Hence, apart from the present interim report(2020-21), it will submit its second report for 2021-22 to 2025-26 in October.

  • Devolution of taxes to states: The share of states in the centre’s taxes is recommended to be decreased from 42% during the 2015-20 period to 41% for 2020-21.  
    • Reason for decrease: To provide for the newly formed union territories of Jammu and Kashmir, and Ladakh from the resources of the central government.
  • Grants-in-aid: In 2020-21, the following grants will be provided to states: 
    • revenue deficit grants, 
    • grants to local bodies, and 
    • disaster management grants.  

The Commission has also proposed a framework for sector-specific and performance-based grants.  State-specific grants will be provided in the final report.

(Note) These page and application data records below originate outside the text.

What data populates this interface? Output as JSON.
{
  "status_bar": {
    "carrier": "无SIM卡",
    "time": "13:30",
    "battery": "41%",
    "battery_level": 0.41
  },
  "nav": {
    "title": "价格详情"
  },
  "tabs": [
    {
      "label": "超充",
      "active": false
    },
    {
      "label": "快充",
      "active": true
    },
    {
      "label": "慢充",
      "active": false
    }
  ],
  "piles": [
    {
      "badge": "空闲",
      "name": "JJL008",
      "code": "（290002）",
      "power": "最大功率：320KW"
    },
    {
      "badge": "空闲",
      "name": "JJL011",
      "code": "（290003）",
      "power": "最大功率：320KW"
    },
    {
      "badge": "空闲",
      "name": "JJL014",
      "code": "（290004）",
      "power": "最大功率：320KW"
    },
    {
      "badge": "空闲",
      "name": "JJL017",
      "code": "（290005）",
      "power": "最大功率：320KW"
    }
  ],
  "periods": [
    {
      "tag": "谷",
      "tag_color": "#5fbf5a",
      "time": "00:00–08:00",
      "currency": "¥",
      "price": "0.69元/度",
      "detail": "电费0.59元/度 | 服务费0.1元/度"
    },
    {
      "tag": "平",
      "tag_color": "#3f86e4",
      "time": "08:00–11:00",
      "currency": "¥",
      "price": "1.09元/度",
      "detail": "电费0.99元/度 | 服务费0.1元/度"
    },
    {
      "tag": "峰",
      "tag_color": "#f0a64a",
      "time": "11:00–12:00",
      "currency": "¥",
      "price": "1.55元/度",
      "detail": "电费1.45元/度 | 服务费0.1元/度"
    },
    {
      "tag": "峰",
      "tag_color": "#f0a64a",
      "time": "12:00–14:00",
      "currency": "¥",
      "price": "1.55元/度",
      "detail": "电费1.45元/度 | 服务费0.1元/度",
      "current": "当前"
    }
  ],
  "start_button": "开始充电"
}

  • Recommendations on fiscal roadmap
    • Fiscal deficit and debt levels:  It recommended that both central and state governments should focus on debt consolidation and comply with the fiscal deficit and debt levels as per their respective Fiscal Responsibility and Budget Management (FRBM) Acts.
    • Off-budget borrowings: It recommended that both the central and state governments should make full disclosure of extra-budgetary borrowings as the financing capital expenditure through off-budget borrowings detracts from compliance with the FRBM Act.
    • Statutory framework for public financial management: The Commission recommended forming an expert group to draft legislation to provide for a statutory framework for a sound public financial management system.  
    • Tax capacity: The Commission recommended: (i) broadening the tax base, (ii) streamlining tax rates, (iii) and increasing capacity and expertise of tax administration in all tiers of the government. 
      • In 2018-19, the tax revenue of state governments and central government together stood at around 17.5% of GDP, which is far below the estimated tax capacity of the country.  
      • Further, India’s tax capacity has largely remained unchanged since the early 1990s.   
    • GST implementation: The Commission highlighted some challenges with the implementation of the Goods and Services Tax (GST).  These include: 
      • large shortfall in collections as compared to original forecast, 
      • high volatility in collections, 
      • accumulation of large integrated GST credit, 
      • glitches in invoice and input tax matching, and 
      • delay in refunds.  

The Commission observed that the continuing dependence of states on compensation from the central government (21 states out of 29 states in 2018-19) for making up for the shortfall in revenue is a concern.  

It suggested that the structural implications of GST for low consumption states need to be considered.

 

Advisory council of 15th FC

  • The commission constituted an advisory council to advise it on matters related to its terms of reference. 
  • The council consisted of the president of Forum for Strategic Initiatives and former Chief Economic Adviser to the Government of India.
  • Chief Economic Adviser to the Government of India, Krishnamurthy Subramanian, was inducted as a member of the advisory council in May 2019.